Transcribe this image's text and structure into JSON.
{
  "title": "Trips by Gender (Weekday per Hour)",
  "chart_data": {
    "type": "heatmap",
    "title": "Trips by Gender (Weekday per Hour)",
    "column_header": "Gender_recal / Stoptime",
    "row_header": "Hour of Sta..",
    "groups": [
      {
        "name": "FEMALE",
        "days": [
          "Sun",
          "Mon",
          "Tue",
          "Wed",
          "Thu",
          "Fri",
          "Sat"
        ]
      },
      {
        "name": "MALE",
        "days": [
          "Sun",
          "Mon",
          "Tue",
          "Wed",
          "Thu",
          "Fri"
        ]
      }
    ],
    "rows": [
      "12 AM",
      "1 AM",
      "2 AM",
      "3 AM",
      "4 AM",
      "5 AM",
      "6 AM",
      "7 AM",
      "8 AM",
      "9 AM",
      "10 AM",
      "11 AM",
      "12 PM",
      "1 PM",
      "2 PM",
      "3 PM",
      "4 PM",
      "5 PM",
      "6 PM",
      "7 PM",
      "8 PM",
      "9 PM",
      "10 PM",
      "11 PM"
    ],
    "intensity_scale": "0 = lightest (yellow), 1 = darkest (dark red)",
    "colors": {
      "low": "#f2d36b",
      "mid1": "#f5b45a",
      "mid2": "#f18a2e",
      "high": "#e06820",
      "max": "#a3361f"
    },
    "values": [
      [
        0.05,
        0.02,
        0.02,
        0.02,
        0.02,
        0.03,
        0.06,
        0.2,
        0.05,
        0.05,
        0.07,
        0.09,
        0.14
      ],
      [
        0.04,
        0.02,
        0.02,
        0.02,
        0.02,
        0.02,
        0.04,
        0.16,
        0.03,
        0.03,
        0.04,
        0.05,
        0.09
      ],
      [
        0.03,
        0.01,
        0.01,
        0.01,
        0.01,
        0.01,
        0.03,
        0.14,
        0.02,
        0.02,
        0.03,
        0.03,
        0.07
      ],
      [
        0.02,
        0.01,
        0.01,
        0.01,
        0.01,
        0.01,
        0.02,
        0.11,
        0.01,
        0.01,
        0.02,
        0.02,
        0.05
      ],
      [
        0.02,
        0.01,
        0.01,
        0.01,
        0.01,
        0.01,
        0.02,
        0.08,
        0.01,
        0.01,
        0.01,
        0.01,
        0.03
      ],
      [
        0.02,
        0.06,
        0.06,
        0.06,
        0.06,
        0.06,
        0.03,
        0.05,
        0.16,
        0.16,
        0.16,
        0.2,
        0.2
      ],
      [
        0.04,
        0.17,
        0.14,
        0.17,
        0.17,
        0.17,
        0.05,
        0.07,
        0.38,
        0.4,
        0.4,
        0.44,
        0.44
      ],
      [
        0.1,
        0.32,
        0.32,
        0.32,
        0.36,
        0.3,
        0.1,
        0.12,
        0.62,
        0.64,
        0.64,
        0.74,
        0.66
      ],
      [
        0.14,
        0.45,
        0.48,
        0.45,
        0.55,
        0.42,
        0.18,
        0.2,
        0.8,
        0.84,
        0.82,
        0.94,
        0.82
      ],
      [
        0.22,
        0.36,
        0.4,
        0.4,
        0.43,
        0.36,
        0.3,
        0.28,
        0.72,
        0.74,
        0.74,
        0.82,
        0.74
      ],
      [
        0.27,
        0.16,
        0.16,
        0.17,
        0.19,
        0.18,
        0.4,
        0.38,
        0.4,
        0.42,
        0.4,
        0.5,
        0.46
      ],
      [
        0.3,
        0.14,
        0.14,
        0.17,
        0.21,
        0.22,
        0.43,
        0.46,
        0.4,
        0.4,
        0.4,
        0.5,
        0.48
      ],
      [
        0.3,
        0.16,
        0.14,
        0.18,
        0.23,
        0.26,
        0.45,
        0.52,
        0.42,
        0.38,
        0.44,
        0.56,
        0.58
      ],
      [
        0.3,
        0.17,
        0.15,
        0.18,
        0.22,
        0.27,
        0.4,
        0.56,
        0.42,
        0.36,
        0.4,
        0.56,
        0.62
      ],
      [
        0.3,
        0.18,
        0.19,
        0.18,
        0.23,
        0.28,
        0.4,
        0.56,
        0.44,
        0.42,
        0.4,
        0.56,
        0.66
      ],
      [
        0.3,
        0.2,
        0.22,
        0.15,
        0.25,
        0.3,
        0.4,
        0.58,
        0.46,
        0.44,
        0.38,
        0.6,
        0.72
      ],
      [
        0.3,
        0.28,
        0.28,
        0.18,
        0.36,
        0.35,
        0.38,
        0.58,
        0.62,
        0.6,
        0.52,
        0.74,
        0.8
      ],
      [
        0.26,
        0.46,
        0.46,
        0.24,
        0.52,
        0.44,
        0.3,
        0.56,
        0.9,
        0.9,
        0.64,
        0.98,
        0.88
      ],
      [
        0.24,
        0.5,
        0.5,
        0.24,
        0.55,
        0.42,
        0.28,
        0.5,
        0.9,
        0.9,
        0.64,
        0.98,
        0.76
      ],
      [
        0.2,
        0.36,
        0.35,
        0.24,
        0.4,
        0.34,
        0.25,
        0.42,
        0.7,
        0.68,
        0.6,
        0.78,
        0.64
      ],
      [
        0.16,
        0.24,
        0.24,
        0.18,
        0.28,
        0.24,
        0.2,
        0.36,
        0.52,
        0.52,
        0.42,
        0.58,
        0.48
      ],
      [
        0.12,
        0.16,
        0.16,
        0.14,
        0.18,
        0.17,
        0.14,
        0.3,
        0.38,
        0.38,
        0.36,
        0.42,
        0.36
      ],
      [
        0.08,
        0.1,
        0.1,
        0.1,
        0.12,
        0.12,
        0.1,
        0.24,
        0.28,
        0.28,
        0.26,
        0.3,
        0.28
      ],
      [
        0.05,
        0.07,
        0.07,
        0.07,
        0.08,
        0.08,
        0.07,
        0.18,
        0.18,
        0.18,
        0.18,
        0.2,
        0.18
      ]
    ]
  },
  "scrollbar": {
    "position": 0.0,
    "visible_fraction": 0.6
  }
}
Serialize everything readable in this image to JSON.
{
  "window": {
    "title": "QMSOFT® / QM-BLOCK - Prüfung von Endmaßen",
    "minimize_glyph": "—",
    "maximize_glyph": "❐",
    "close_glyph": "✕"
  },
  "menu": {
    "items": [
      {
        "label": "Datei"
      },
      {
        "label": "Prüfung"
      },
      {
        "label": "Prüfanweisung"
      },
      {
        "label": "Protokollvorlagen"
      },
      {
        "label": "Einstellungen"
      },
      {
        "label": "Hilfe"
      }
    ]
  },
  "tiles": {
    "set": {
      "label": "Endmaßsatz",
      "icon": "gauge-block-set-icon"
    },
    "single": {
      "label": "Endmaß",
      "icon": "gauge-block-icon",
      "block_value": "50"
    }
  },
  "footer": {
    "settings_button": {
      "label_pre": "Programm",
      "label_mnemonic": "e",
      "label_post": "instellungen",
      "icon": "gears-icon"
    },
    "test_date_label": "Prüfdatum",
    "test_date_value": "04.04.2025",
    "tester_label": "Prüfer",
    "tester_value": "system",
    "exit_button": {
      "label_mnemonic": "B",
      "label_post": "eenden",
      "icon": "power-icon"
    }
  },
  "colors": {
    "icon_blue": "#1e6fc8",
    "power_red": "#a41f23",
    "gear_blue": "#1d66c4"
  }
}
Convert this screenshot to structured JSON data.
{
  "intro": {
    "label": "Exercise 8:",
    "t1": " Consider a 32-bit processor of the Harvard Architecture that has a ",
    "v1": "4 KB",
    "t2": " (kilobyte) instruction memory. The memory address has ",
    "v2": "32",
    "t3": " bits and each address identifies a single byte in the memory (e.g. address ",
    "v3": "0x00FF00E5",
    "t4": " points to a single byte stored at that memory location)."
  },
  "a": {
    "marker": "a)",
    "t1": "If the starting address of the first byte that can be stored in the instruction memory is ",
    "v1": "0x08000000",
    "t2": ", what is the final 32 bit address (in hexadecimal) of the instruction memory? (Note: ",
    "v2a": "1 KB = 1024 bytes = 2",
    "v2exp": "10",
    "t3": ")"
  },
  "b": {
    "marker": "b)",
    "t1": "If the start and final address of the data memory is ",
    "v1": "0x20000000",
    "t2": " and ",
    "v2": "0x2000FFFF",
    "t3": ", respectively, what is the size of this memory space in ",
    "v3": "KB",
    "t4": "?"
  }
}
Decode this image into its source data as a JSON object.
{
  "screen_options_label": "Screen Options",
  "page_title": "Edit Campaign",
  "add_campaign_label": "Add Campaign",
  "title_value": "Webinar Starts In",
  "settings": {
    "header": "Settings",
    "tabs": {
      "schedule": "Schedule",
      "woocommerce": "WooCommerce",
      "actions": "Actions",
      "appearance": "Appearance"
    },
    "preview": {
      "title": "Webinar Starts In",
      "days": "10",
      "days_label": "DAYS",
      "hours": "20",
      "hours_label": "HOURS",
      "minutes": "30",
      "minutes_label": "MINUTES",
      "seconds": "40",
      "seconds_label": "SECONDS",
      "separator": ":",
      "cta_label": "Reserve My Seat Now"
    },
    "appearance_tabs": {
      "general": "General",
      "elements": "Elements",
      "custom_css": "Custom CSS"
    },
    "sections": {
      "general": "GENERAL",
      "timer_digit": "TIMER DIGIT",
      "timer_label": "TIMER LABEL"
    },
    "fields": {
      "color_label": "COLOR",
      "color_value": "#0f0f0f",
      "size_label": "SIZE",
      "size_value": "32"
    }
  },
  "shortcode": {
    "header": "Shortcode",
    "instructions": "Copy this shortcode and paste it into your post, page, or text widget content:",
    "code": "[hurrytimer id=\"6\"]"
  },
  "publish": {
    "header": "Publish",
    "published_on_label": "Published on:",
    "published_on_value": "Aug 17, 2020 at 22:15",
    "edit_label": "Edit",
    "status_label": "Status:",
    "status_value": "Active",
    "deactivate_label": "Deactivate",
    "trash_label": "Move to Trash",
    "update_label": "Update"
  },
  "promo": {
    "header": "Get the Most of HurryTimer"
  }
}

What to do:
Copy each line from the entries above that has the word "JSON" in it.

Written solution:
Transcribe this image's text and structure into JSON.
Serialize everything readable in this image to JSON.
Convert this screenshot to structured JSON data.
Decode this image into its source data as a JSON object.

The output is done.